The most common reason for playing the lottery is that people simply like to gamble. This is not necessarily a bad thing, but it does lead to problems for some. People spend billions of dollars each year on lotteries, and some of them end up bankrupt in a short time. Others find that they need to spend more and more to keep winning, and this can have serious repercussions for their personal lives.
Another factor is that people like to believe that they will eventually win the lottery. This is partly due to the fact that lotteries advertise large jackpots, and this creates an illusion that the prizes are attainable. The games are also marketed by promoting the stories of past winners.
Some players try to increase their chances of winning by choosing combinations with a good success-to-failure ratio. They may also use a lottery app to select the best combination of numbers. Buying more tickets is another option, but it can be expensive. In addition, it is important to buy the tickets from authorized lottery retailers. It is usually illegal to sell tickets across national borders.
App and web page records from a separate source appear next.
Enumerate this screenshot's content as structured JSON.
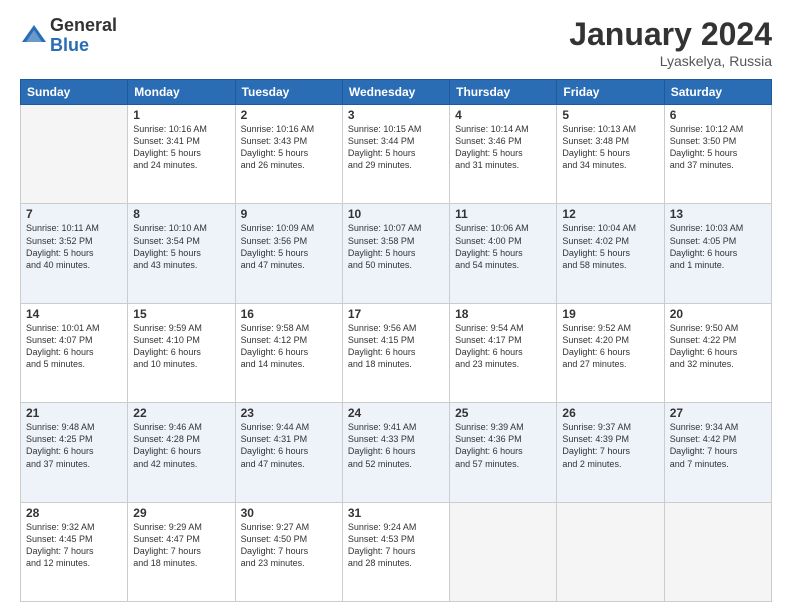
{
  "logo": {
    "general": "General",
    "blue": "Blue"
  },
  "header": {
    "month": "January 2024",
    "location": "Lyaskelya, Russia"
  },
  "weekdays": [
    "Sunday",
    "Monday",
    "Tuesday",
    "Wednesday",
    "Thursday",
    "Friday",
    "Saturday"
  ],
  "weeks": [
    [
      {
        "day": "",
        "info": ""
      },
      {
        "day": "1",
        "info": "Sunrise: 10:16 AM\nSunset: 3:41 PM\nDaylight: 5 hours\nand 24 minutes."
      },
      {
        "day": "2",
        "info": "Sunrise: 10:16 AM\nSunset: 3:43 PM\nDaylight: 5 hours\nand 26 minutes."
      },
      {
        "day": "3",
        "info": "Sunrise: 10:15 AM\nSunset: 3:44 PM\nDaylight: 5 hours\nand 29 minutes."
      },
      {
        "day": "4",
        "info": "Sunrise: 10:14 AM\nSunset: 3:46 PM\nDaylight: 5 hours\nand 31 minutes."
      },
      {
        "day": "5",
        "info": "Sunrise: 10:13 AM\nSunset: 3:48 PM\nDaylight: 5 hours\nand 34 minutes."
      },
      {
        "day": "6",
        "info": "Sunrise: 10:12 AM\nSunset: 3:50 PM\nDaylight: 5 hours\nand 37 minutes."
      }
    ],
    [
      {
        "day": "7",
        "info": "Sunrise: 10:11 AM\nSunset: 3:52 PM\nDaylight: 5 hours\nand 40 minutes."
      },
      {
        "day": "8",
        "info": "Sunrise: 10:10 AM\nSunset: 3:54 PM\nDaylight: 5 hours\nand 43 minutes."
      },
      {
        "day": "9",
        "info": "Sunrise: 10:09 AM\nSunset: 3:56 PM\nDaylight: 5 hours\nand 47 minutes."
      },
      {
        "day": "10",
        "info": "Sunrise: 10:07 AM\nSunset: 3:58 PM\nDaylight: 5 hours\nand 50 minutes."
      },
      {
        "day": "11",
        "info": "Sunrise: 10:06 AM\nSunset: 4:00 PM\nDaylight: 5 hours\nand 54 minutes."
      },
      {
        "day": "12",
        "info": "Sunrise: 10:04 AM\nSunset: 4:02 PM\nDaylight: 5 hours\nand 58 minutes."
      },
      {
        "day": "13",
        "info": "Sunrise: 10:03 AM\nSunset: 4:05 PM\nDaylight: 6 hours\nand 1 minute."
      }
    ],
    [
      {
        "day": "14",
        "info": "Sunrise: 10:01 AM\nSunset: 4:07 PM\nDaylight: 6 hours\nand 5 minutes."
      },
      {
        "day": "15",
        "info": "Sunrise: 9:59 AM\nSunset: 4:10 PM\nDaylight: 6 hours\nand 10 minutes."
      },
      {
        "day": "16",
        "info": "Sunrise: 9:58 AM\nSunset: 4:12 PM\nDaylight: 6 hours\nand 14 minutes."
      },
      {
        "day": "17",
        "info": "Sunrise: 9:56 AM\nSunset: 4:15 PM\nDaylight: 6 hours\nand 18 minutes."
      },
      {
        "day": "18",
        "info": "Sunrise: 9:54 AM\nSunset: 4:17 PM\nDaylight: 6 hours\nand 23 minutes."
      },
      {
        "day": "19",
        "info": "Sunrise: 9:52 AM\nSunset: 4:20 PM\nDaylight: 6 hours\nand 27 minutes."
      },
      {
        "day": "20",
        "info": "Sunrise: 9:50 AM\nSunset: 4:22 PM\nDaylight: 6 hours\nand 32 minutes."
      }
    ],
    [
      {
        "day": "21",
        "info": "Sunrise: 9:48 AM\nSunset: 4:25 PM\nDaylight: 6 hours\nand 37 minutes."
      },
      {
        "day": "22",
        "info": "Sunrise: 9:46 AM\nSunset: 4:28 PM\nDaylight: 6 hours\nand 42 minutes."
      },
      {
        "day": "23",
        "info": "Sunrise: 9:44 AM\nSunset: 4:31 PM\nDaylight: 6 hours\nand 47 minutes."
      },
      {
        "day": "24",
        "info": "Sunrise: 9:41 AM\nSunset: 4:33 PM\nDaylight: 6 hours\nand 52 minutes."
      },
      {
        "day": "25",
        "info": "Sunrise: 9:39 AM\nSunset: 4:36 PM\nDaylight: 6 hours\nand 57 minutes."
      },
      {
        "day": "26",
        "info": "Sunrise: 9:37 AM\nSunset: 4:39 PM\nDaylight: 7 hours\nand 2 minutes."
      },
      {
        "day": "27",
        "info": "Sunrise: 9:34 AM\nSunset: 4:42 PM\nDaylight: 7 hours\nand 7 minutes."
      }
    ],
    [
      {
        "day": "28",
        "info": "Sunrise: 9:32 AM\nSunset: 4:45 PM\nDaylight: 7 hours\nand 12 minutes."
      },
      {
        "day": "29",
        "info": "Sunrise: 9:29 AM\nSunset: 4:47 PM\nDaylight: 7 hours\nand 18 minutes."
      },
      {
        "day": "30",
        "info": "Sunrise: 9:27 AM\nSunset: 4:50 PM\nDaylight: 7 hours\nand 23 minutes."
      },
      {
        "day": "31",
        "info": "Sunrise: 9:24 AM\nSunset: 4:53 PM\nDaylight: 7 hours\nand 28 minutes."
      },
      {
        "day": "",
        "info": ""
      },
      {
        "day": "",
        "info": ""
      },
      {
        "day": "",
        "info": ""
      }
    ]
  ]
}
If you want to improve your odds, consider a smaller game with fewer participants. For example, a state pick-3 game has lower odds than the Powerball or Mega Millions games. You can also play scratch cards, which have lower winning amounts but are much faster and simpler to play. In order to avoid wasting money, keep your tickets in a safe place where you can easily find them. It is also important to mark the drawing date in your calendar, and double-check the results against your ticket before you claim them.